The Cybersecurity and Infrastructure Security Agency (CISA) of the U.S. Government has added significant known vulnerabilities in Adobe, Cisco, Google, Microsoft, Netgear, and other products to its catalog of known exploited vulnerabilities.
The current catalog includes almost 800 known vulnerabilities and was updated most recently on June 14, 2022. The catalog can be downloaded as a CSV file, enabling users to sort as needed by CVE number, date added, vendor name, and more. Links to the CVE website offer details for each vulnerability.
Following is a list of just a few of the known vulnerabilities added recently. Updates or patches are available for virtually all known flaws.
- CVE-2009-4324: Flaw in both Adobe Acrobat and Adobe Reader that allows remote attackers to execute code via a crafted PDF file.
- CVE-2010-1297: Memory corruption vulnerability in Adobe Flash Player that enables remote attackers to execute code and conduct denial of service attacks.
- CVE-2018-17463 and CVE-2017-5070: Flaws in Chrome V8 that enable cybercriminals to execute code they can then exploit to access networks.
- CVE-2012-4969: Vulnerability in Microsoft Internet Explorer that allows remote execution of code. IE is a sunset system and any organization still using this browser should have replaced it long ago.
- CVE-2013-1331: Buffer overflow vulnerability in MS Office that enables remote attacks to be launched by bad actors.
- CVE-2012-0151: Flaw in MS Windows’ Authenticode Signature Verification function that allows attackers to execute remote code assisted by unsuspecting users.
In concert with the National Security Agency (NSA) and Federal Bureau of Investigation (FBI), the CISA emphatically recommends not only (1) patching affected software and devices, but also (2) removing or isolating compromised devices from the network, (3) replacing end-of-life hardware, (4) disabling unused or unnecessary services, ports, protocols and devices, and (5) enforcing multifactor authentication for all users, without exception.

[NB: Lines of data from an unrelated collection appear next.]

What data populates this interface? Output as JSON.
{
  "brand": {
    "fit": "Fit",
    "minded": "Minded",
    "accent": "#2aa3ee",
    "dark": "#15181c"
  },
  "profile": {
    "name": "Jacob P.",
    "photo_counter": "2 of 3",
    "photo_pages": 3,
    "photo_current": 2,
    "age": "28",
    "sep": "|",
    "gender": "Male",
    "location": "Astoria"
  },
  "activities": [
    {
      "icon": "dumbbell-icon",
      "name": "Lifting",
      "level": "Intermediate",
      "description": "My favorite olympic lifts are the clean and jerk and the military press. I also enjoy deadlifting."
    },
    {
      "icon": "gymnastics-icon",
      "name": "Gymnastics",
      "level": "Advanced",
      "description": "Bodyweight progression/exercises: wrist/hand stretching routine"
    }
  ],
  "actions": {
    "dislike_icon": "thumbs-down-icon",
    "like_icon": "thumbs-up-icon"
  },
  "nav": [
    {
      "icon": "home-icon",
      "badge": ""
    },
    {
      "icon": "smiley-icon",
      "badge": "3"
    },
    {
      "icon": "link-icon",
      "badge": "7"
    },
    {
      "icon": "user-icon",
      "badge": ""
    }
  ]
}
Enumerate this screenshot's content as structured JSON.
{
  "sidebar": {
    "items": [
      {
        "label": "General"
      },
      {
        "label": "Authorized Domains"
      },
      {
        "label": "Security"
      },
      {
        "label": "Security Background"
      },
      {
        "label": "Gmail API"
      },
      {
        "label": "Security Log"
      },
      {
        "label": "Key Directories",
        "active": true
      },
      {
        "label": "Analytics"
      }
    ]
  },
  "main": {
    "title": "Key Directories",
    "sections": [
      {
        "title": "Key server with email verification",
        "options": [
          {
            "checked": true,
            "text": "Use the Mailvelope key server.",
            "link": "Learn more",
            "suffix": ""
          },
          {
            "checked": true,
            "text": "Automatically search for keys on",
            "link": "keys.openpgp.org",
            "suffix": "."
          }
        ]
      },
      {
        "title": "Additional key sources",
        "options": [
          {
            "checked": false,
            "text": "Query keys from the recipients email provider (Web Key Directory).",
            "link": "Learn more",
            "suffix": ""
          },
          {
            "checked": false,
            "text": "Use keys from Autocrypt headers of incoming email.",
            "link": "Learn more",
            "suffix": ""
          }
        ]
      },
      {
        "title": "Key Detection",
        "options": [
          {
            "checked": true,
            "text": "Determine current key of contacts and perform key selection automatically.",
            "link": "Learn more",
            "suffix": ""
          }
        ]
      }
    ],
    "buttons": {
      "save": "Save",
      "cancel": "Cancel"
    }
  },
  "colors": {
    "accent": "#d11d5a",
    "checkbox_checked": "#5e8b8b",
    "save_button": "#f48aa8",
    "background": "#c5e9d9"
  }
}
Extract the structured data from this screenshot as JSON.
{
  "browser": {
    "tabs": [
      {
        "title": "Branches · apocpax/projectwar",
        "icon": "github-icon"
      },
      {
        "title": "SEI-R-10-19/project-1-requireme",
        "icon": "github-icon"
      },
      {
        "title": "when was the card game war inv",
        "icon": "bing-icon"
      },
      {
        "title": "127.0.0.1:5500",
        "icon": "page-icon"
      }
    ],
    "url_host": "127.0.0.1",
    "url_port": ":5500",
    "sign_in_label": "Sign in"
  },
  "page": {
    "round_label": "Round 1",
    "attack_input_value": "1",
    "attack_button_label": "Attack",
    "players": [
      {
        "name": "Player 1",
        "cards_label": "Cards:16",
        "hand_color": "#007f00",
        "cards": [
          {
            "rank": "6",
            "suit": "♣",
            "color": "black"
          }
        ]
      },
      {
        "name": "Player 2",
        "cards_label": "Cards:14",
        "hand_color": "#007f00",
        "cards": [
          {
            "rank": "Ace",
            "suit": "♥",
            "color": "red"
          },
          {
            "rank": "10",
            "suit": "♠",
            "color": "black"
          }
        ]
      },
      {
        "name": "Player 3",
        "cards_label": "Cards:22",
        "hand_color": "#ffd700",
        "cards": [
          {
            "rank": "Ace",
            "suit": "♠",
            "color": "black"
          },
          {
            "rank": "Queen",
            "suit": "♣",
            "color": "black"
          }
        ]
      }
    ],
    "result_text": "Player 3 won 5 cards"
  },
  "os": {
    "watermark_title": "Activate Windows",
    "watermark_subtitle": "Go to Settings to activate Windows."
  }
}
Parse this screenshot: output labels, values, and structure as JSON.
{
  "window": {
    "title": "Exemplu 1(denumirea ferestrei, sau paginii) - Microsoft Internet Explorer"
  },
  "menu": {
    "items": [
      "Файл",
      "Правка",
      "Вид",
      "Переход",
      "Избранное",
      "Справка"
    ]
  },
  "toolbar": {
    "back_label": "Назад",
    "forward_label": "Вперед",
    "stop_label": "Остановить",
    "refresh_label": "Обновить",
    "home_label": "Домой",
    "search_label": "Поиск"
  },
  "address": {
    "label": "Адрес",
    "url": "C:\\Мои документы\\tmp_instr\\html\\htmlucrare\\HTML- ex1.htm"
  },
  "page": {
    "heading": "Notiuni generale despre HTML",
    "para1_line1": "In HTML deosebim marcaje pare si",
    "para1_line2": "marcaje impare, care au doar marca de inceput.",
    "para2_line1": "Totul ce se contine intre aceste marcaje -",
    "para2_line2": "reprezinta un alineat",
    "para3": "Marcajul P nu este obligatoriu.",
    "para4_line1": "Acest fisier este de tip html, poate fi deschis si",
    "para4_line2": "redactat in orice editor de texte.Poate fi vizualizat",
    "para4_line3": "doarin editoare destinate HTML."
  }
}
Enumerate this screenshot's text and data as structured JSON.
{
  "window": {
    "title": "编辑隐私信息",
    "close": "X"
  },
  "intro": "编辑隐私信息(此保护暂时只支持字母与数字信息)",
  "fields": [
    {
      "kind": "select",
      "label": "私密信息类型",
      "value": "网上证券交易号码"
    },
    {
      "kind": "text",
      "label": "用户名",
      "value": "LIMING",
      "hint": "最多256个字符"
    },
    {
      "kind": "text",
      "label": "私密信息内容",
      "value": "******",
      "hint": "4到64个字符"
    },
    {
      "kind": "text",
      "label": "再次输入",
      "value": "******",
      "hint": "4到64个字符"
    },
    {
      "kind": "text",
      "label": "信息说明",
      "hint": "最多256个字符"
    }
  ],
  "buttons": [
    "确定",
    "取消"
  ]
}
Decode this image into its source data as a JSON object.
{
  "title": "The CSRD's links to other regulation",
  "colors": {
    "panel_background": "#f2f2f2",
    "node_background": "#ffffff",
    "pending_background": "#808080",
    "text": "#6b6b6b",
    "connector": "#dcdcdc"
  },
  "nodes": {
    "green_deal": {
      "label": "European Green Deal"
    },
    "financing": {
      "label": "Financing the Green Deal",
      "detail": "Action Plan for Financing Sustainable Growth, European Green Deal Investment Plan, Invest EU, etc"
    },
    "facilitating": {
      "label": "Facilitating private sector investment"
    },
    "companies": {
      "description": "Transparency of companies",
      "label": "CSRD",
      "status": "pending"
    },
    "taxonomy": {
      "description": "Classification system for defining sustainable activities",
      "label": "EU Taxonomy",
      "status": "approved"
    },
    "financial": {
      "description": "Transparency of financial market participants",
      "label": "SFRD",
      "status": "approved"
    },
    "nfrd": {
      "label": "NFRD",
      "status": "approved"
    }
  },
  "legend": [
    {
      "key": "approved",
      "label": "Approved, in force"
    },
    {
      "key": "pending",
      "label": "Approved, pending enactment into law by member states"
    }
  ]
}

There’s no excuse for falling victim to a cybercriminal’s exploitation of any known software vulnerability, thanks to the CVE catalog and availability of vendor software updates. Declare your freedom from known vulnerabilities by installing all updates pronto. If you are seriously backlogged, don’t try to tackle them all at once. Instead, create an update schedule and stick to it relentlessly. Your company’s cybersecurity depends on it.
Freedom from Social Engineering
Social engineering is a set of tactics that take advantage of human vulnerabilities for the benefit of the exploiters. Unsuspecting employees, who may also include part-timers or contractors, are duped into revealing information they shouldn’t share. And the results can be serious for their employers, whose data becomes accessible and exploitable virtually overnight.
Employers can declare freedom from social engineering ploys by ensuring their employees are trained to spot these tactics and report them to designated company personnel. It’s better for an employee to report an unfounded suspicion than to wait for the suspicious activity to actually take place. Declare your freedom from social engineering with regular, robust cybersecurity awareness training. Regular training is effective in preventing social engineering by helping employees remember what to watch for and what to do when they see it.
As Independence Day approaches, we were inspired to call attention to some of the special freedoms that American organizations can provide for themselves—by ensuring that their cybersecurity programs are solid, comprehensive, and actively maintained.
Among the cyber freedoms we’ve described here, in no particular order, are the freedom from social engineering, freedom from easy hacks, freedom from ransomware payments, and the freedom from both unknown and known vulnerabilities. We’ve provided security guidance that has proven to be effective in repelling these and other types of cybercrimes across most industries. And we’ve provided links to resources that can assist you further.
Now it’s up to you to take the next steps and declare your freedom from cybercrime!